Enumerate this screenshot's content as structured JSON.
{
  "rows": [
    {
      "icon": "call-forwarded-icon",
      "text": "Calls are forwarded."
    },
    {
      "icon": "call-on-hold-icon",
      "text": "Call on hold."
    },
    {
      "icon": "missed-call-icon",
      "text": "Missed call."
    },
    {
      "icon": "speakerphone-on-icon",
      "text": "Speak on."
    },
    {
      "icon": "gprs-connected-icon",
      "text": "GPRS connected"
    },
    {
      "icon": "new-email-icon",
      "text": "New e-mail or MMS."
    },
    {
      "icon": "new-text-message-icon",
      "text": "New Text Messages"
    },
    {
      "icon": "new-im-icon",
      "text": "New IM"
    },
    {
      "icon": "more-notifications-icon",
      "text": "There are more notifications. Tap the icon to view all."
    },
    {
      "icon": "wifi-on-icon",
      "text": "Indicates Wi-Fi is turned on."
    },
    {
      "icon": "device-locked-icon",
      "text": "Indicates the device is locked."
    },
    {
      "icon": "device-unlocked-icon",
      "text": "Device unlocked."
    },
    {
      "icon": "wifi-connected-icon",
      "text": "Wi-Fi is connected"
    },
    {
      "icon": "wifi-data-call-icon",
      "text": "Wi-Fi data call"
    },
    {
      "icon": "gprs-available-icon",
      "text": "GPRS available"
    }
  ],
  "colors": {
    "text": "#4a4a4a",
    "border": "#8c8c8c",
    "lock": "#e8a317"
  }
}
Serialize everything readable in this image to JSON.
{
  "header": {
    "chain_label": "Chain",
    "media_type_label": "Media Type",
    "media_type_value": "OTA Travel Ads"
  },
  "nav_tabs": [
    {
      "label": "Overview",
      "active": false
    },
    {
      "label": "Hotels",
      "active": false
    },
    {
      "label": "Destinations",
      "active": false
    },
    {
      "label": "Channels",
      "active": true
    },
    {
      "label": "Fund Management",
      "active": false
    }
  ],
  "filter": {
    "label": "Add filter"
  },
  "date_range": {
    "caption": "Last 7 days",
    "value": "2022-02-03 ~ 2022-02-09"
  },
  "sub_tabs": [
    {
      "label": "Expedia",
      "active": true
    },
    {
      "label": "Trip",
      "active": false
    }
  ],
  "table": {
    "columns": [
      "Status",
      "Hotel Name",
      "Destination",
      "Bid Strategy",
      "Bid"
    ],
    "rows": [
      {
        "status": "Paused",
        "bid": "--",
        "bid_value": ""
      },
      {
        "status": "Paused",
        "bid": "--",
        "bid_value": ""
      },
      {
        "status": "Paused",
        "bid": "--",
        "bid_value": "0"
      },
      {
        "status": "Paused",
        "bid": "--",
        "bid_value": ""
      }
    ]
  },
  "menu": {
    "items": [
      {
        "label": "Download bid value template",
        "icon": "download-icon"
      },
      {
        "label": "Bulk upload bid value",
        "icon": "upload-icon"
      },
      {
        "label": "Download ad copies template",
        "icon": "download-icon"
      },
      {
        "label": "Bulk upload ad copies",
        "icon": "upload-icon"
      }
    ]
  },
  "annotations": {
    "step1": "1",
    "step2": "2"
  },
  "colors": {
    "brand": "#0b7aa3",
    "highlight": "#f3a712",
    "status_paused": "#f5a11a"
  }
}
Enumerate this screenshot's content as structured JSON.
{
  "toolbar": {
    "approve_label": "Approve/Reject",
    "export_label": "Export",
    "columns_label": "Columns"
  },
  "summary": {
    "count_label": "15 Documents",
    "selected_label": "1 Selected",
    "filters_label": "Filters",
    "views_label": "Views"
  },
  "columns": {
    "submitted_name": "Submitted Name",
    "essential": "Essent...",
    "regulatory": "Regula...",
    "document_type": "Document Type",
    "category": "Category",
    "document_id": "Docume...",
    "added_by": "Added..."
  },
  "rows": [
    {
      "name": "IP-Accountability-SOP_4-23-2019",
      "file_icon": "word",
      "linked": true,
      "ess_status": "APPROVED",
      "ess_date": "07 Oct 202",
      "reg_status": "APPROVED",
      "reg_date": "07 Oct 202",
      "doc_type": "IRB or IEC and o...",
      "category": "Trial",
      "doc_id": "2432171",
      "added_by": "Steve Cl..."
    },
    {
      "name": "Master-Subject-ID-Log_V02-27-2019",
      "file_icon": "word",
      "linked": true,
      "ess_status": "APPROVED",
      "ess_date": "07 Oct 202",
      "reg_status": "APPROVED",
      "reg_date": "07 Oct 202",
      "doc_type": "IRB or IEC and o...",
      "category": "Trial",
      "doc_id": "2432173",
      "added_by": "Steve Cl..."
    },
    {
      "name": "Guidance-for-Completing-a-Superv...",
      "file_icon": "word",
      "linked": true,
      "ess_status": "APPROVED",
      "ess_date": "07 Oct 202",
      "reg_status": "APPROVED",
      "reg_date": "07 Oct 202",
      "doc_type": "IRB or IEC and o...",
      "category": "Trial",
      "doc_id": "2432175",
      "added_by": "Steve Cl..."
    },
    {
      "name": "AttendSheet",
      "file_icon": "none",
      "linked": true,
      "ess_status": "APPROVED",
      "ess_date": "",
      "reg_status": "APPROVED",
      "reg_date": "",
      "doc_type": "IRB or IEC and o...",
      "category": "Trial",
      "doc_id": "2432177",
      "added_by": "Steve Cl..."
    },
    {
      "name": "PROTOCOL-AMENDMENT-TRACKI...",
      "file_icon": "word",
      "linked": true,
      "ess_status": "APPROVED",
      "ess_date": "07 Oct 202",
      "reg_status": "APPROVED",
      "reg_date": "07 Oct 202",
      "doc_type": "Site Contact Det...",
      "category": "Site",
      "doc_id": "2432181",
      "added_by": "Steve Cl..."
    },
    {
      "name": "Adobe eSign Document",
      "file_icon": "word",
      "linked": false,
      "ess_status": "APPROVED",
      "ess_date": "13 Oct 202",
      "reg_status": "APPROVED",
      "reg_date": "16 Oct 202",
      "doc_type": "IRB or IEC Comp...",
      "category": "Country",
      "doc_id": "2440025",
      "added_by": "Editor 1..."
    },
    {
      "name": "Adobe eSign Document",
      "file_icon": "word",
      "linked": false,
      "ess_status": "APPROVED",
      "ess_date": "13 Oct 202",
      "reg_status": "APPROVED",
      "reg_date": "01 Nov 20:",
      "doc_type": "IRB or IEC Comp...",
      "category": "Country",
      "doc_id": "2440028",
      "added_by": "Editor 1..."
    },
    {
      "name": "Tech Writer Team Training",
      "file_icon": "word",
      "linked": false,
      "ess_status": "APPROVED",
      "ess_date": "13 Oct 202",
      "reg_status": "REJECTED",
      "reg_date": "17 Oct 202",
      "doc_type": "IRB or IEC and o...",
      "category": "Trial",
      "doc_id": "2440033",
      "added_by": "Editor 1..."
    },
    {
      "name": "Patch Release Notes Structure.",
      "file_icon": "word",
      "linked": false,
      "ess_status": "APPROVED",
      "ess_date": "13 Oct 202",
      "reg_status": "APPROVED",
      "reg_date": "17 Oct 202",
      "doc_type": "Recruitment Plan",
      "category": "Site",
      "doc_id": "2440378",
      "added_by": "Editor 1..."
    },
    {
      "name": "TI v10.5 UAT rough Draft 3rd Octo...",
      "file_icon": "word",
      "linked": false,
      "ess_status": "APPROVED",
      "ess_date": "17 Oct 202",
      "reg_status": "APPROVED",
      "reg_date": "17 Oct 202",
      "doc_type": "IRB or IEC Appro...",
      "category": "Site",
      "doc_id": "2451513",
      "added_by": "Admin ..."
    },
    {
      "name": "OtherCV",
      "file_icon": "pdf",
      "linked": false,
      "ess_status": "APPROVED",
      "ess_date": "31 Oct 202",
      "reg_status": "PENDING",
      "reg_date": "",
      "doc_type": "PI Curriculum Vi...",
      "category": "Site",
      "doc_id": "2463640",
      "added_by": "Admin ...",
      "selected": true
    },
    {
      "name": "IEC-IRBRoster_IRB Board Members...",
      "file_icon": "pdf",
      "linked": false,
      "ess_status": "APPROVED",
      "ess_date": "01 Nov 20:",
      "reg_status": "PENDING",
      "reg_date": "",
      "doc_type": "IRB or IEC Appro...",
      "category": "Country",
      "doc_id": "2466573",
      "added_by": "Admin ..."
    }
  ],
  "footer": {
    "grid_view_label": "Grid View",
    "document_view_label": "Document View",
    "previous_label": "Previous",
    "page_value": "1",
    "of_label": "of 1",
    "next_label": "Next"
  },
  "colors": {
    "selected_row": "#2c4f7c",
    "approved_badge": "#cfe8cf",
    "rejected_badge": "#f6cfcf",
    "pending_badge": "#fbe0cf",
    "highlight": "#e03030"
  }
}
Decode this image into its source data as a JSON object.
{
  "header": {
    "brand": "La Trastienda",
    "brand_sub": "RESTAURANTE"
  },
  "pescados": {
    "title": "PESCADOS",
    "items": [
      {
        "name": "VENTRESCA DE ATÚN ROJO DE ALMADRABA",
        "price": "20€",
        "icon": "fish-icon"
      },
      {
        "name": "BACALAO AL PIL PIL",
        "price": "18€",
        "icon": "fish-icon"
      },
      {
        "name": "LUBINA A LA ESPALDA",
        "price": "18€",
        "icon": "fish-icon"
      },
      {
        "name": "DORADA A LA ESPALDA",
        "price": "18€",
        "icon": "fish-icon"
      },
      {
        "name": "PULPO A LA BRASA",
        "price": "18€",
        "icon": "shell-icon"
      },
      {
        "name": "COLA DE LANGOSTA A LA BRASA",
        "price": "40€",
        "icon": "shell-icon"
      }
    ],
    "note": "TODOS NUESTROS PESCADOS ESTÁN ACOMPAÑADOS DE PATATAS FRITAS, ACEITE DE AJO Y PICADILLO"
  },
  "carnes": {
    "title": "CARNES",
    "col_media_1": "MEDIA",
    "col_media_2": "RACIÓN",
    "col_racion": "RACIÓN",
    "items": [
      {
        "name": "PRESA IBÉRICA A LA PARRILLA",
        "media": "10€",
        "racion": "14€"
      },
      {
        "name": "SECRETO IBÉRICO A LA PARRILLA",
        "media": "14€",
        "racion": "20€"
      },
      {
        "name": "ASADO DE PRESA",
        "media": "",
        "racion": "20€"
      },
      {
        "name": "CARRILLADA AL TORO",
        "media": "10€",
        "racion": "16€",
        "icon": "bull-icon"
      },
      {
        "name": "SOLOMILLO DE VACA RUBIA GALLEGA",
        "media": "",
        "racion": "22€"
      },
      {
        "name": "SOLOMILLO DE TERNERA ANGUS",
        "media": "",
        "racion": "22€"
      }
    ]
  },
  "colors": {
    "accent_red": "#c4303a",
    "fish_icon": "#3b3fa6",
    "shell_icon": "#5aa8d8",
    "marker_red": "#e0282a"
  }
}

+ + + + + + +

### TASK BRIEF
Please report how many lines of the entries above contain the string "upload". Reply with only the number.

### ANSWER TO THE PROBLEM
4